Yelllowstone is one of the most popular national parks in the United States. It is also one of the biggest national parks in size. Even as we joined a parade of cars driving through challenging road repairs from the Tetons, we knew that once we all entered the park we would disperse to the varied things to see. We went to the most famous - Old Faithful. Even though we were still in the motorhome towing the jeep, the parking lot was so spacious there was room for us all. The area around Old Faithful looks like the location of an outdoor rock concert. Rows of seats ringed the huge eruption site and signs were posted with the time of the next anticipated eruption. When we finally did see it rise into the sky at the appointed time, it was not the biggest or most dramatic geyser we saw today, but you had to be impressed by its predictability. Since the early 1900's this geyser has been sending scalding water into the sky even ninety minutes. Many of the other geysers here have changed over time; small earthquakes have shifted the rocks around and the water flow has varied with the rain. But Old Faithful has more than lived up to its name. If an earthquake ever did come along that would shut off this geyser, there would be a giant empty parking lot with lots of empty seats around a little hill of mineral deposits.

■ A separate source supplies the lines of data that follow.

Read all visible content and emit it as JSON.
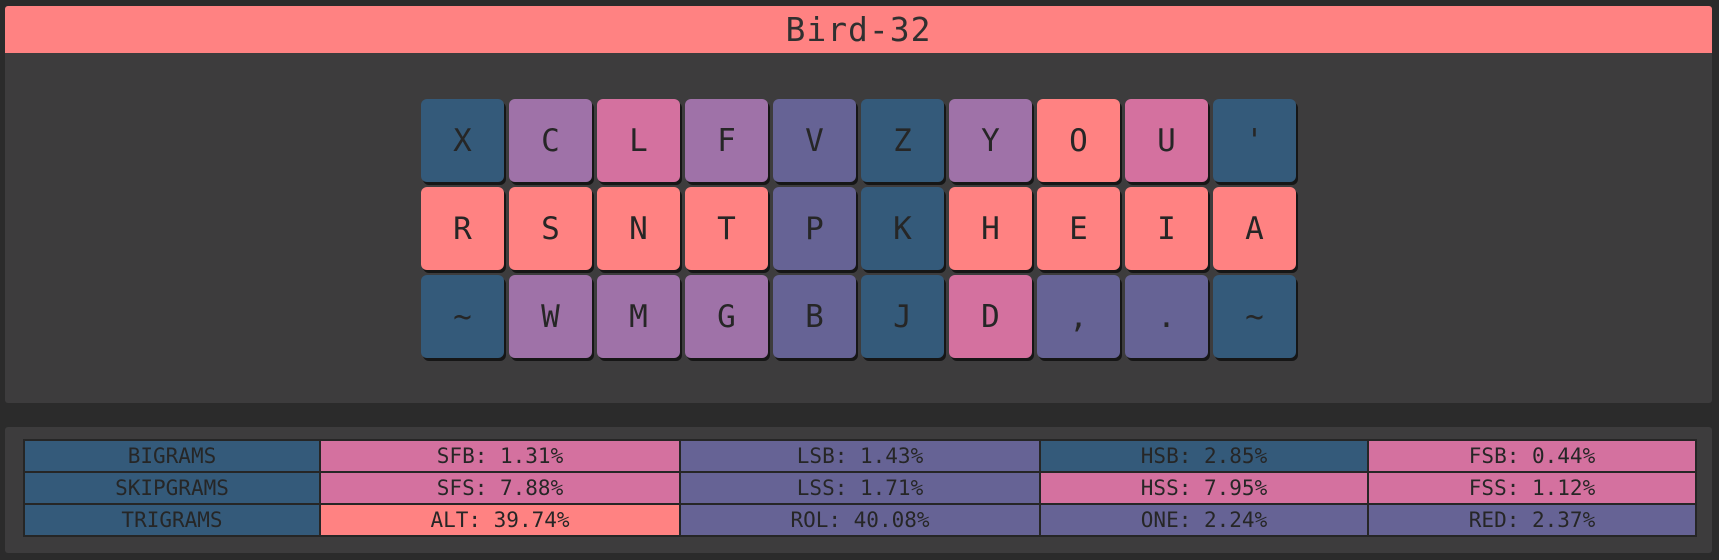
{
  "title": "Bird-32",
  "colors": {
    "blue": "#345a7a",
    "violet": "#9f72a8",
    "pink": "#d4719f",
    "salmon": "#ff8282",
    "indigo": "#666395",
    "panel": "#3d3c3d",
    "background": "#2b2b2b"
  },
  "keyboard": {
    "rows": [
      [
        "X",
        "C",
        "L",
        "F",
        "V",
        "Z",
        "Y",
        "O",
        "U",
        "'"
      ],
      [
        "R",
        "S",
        "N",
        "T",
        "P",
        "K",
        "H",
        "E",
        "I",
        "A"
      ],
      [
        "~",
        "W",
        "M",
        "G",
        "B",
        "J",
        "D",
        ",",
        ".",
        "~"
      ]
    ],
    "row_colors": [
      [
        "blue",
        "violet",
        "pink",
        "violet",
        "indigo",
        "blue",
        "violet",
        "salmon",
        "pink",
        "blue"
      ],
      [
        "salmon",
        "salmon",
        "salmon",
        "salmon",
        "indigo",
        "blue",
        "salmon",
        "salmon",
        "salmon",
        "salmon"
      ],
      [
        "blue",
        "violet",
        "violet",
        "violet",
        "indigo",
        "blue",
        "pink",
        "indigo",
        "indigo",
        "blue"
      ]
    ]
  },
  "stats": {
    "rows": [
      {
        "label": "BIGRAMS",
        "cells": [
          "SFB: 1.31%",
          "LSB: 1.43%",
          "HSB: 2.85%",
          "FSB: 0.44%"
        ]
      },
      {
        "label": "SKIPGRAMS",
        "cells": [
          "SFS: 7.88%",
          "LSS: 1.71%",
          "HSS: 7.95%",
          "FSS: 1.12%"
        ]
      },
      {
        "label": "TRIGRAMS",
        "cells": [
          "ALT: 39.74%",
          "ROL: 40.08%",
          "ONE: 2.24%",
          "RED: 2.37%"
        ]
      }
    ],
    "cell_colors": [
      [
        "pink",
        "indigo",
        "blue",
        "pink"
      ],
      [
        "pink",
        "indigo",
        "pink",
        "pink"
      ],
      [
        "salmon",
        "indigo",
        "indigo",
        "indigo"
      ]
    ]
  }
}
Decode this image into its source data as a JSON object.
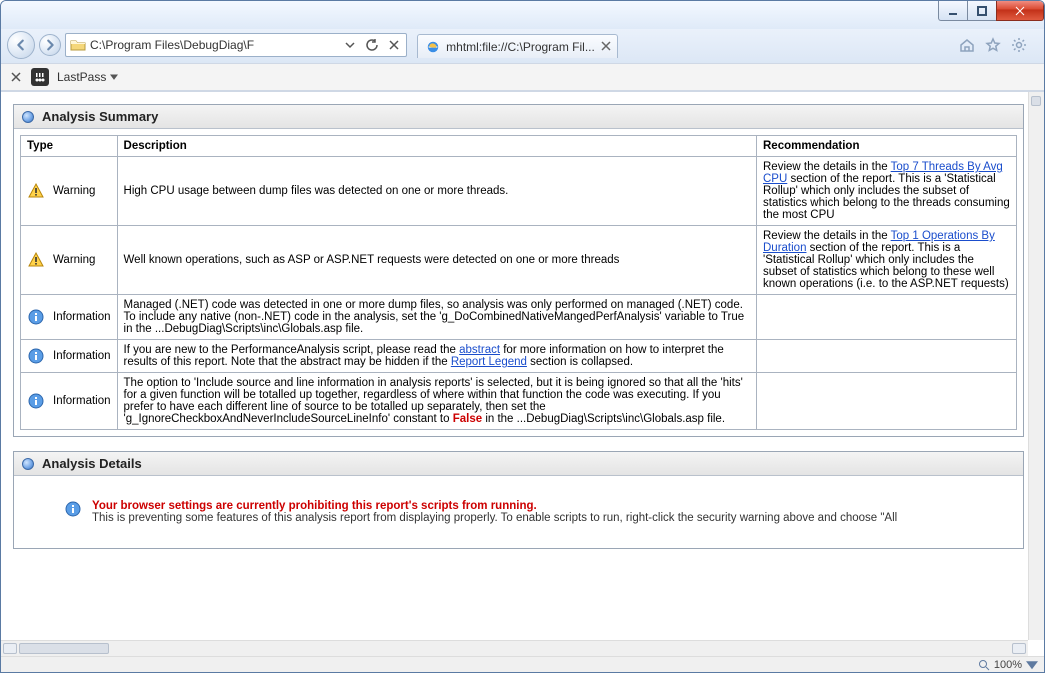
{
  "nav": {
    "address": "C:\\Program Files\\DebugDiag\\F",
    "tab_label": "mhtml:file://C:\\Program Fil..."
  },
  "ext": {
    "name": "LastPass"
  },
  "section1": {
    "title": "Analysis Summary"
  },
  "section2": {
    "title": "Analysis Details"
  },
  "columns": {
    "type": "Type",
    "desc": "Description",
    "rec": "Recommendation"
  },
  "rows": [
    {
      "icon": "warn",
      "type": "Warning",
      "desc": "High CPU usage between dump files was detected on one or more threads.",
      "rec_pre": "Review the details in the ",
      "rec_link": "Top 7 Threads By Avg CPU",
      "rec_post": " section of the report. This is a 'Statistical Rollup' which only includes the subset of statistics which belong to the threads consuming the most CPU"
    },
    {
      "icon": "warn",
      "type": "Warning",
      "desc": "Well known operations, such as ASP or ASP.NET requests were detected on one or more threads",
      "rec_pre": "Review the details in the ",
      "rec_link": "Top 1 Operations By Duration",
      "rec_post": " section of the report. This is a 'Statistical Rollup' which only includes the subset of statistics which belong to these well known operations (i.e. to the ASP.NET requests)"
    },
    {
      "icon": "info",
      "type": "Information",
      "desc": "Managed (.NET) code was detected in one or more dump files, so analysis was only performed on managed (.NET) code. To include any native (non-.NET) code in the analysis, set the 'g_DoCombinedNativeMangedPerfAnalysis' variable to True in the ...DebugDiag\\Scripts\\inc\\Globals.asp file.",
      "rec_pre": "",
      "rec_link": "",
      "rec_post": ""
    },
    {
      "icon": "info",
      "type": "Information",
      "desc_pre": "If you are new to the PerformanceAnalysis script, please read the ",
      "desc_link1": "abstract",
      "desc_mid": " for more information on how to interpret the results of this report.   Note that the abstract may be hidden if the ",
      "desc_link2": "Report Legend",
      "desc_post": " section is collapsed.",
      "rec_pre": "",
      "rec_link": "",
      "rec_post": ""
    },
    {
      "icon": "info",
      "type": "Information",
      "desc_pre": "The option to 'Include source and line information in analysis reports' is selected, but it is being ignored so that all the 'hits' for a given function will be totalled up together, regardless of where within that function the code was executing. If you prefer to have each different line of source to be totalled up separately, then set the 'g_IgnoreCheckboxAndNeverIncludeSourceLineInfo' constant to ",
      "desc_red": "False",
      "desc_post": " in the ...DebugDiag\\Scripts\\inc\\Globals.asp file.",
      "rec_pre": "",
      "rec_link": "",
      "rec_post": ""
    }
  ],
  "details": {
    "line1": "Your browser settings are currently prohibiting this report's scripts from running.",
    "line2": "This is preventing some features of this analysis report from displaying properly. To enable scripts to run, right-click the security warning above and choose \"All"
  },
  "status": {
    "zoom": "100%"
  }
}
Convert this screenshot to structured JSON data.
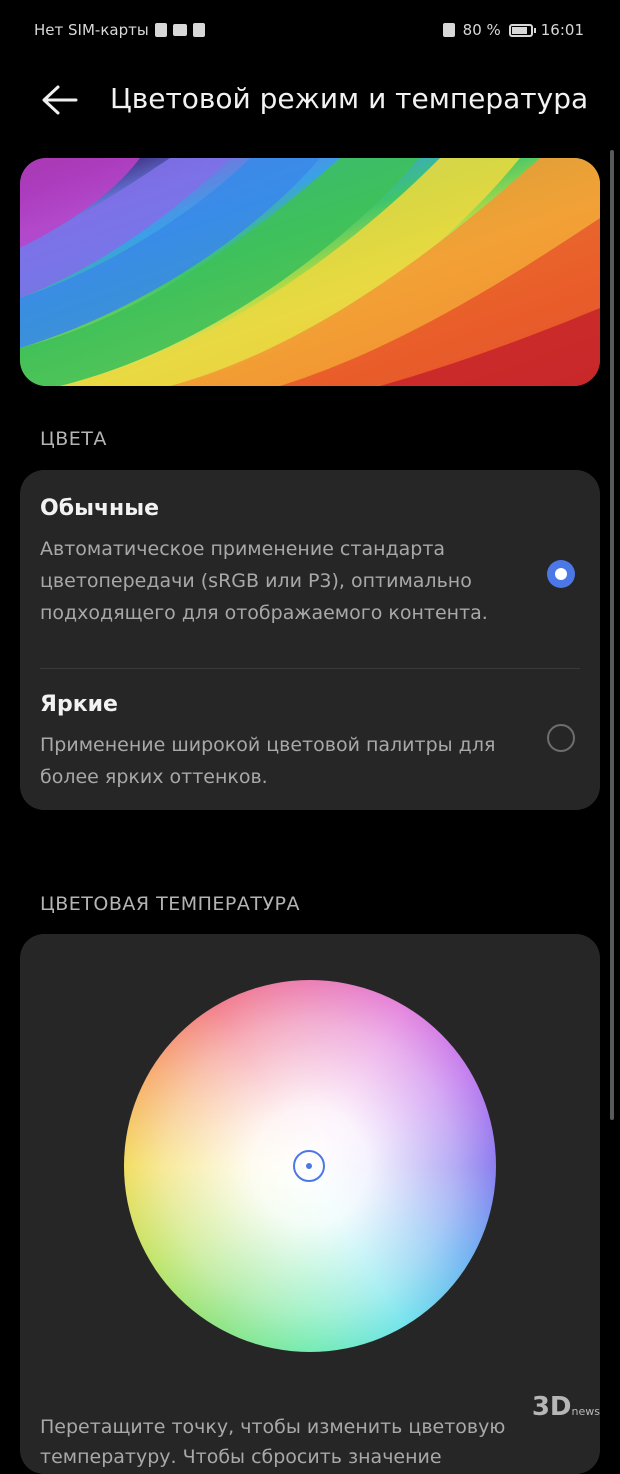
{
  "status_bar": {
    "sim_text": "Нет SIM-карты",
    "battery_percent": "80 %",
    "time": "16:01"
  },
  "header": {
    "title": "Цветовой режим и температура",
    "back_icon": "arrow-left-icon"
  },
  "colors_section": {
    "label": "ЦВЕТА",
    "options": [
      {
        "title": "Обычные",
        "description": "Автоматическое применение стандарта цветопередачи (sRGB или P3), оптимально подходящего для отображаемого контента.",
        "selected": true
      },
      {
        "title": "Яркие",
        "description": "Применение широкой цветовой палитры для более ярких оттенков.",
        "selected": false
      }
    ]
  },
  "temperature_section": {
    "label": "ЦВЕТОВАЯ ТЕМПЕРАТУРА",
    "hint": "Перетащите точку, чтобы изменить цветовую температуру. Чтобы сбросить значение"
  },
  "watermark": {
    "brand": "3D",
    "sub": "news"
  },
  "colors": {
    "accent": "#4b78e6",
    "background": "#000000",
    "card": "#262626"
  }
}
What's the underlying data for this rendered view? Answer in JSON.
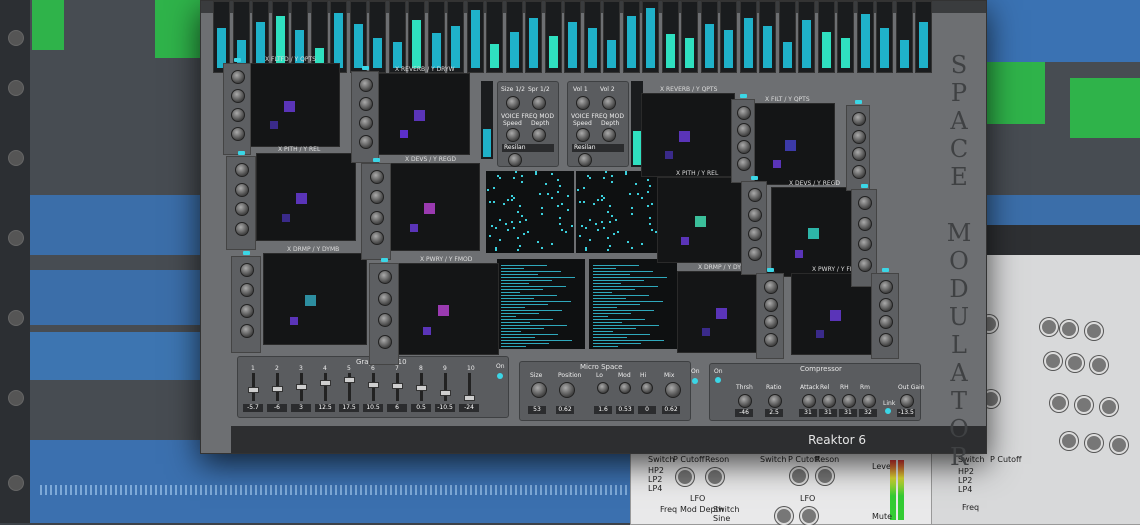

But there is much more to see at the Old Faithful site than that particular geyser. It is part of geyser hill, a lengthy boardwalk path that passes many other geysers. Some erupt intermittently; others haven't erupted for years but could at any time. A park worker circulated among the six geysers that erupt more or less regularly and posted predicted eruption times. These geysers also had benches for tourists who wanted to wait for this promised event. We felt fortunate to see three of the six. The one we waited longest for was across the river on the edge. It was worth the wait. The mix of the cold, fresh river water and the superheated geyser was a dramatic show. The Grotto Geyser was also unique. Scientists suspect that at one time, trees had fallen around the geyser hole and were covered with cinter. Today this has resulted in a tall mineral formation around the hole where the water breaks free from the earth. Most of the other geysers bubbled quietly and had a variety of hues and shapes depending on the temperature of the water. It is hard to comprehend that each of these geysers has a different plumbing system and most of them are not affected by what is happening to its neighbor. The cooler ones are also surrounded by various colors of algae depending on the surface of the water. Yellowstone has the largest collection of geysers in the world. Although we spent most of the day seeing the ones around Old Faithful, we have hardly begun to see them all.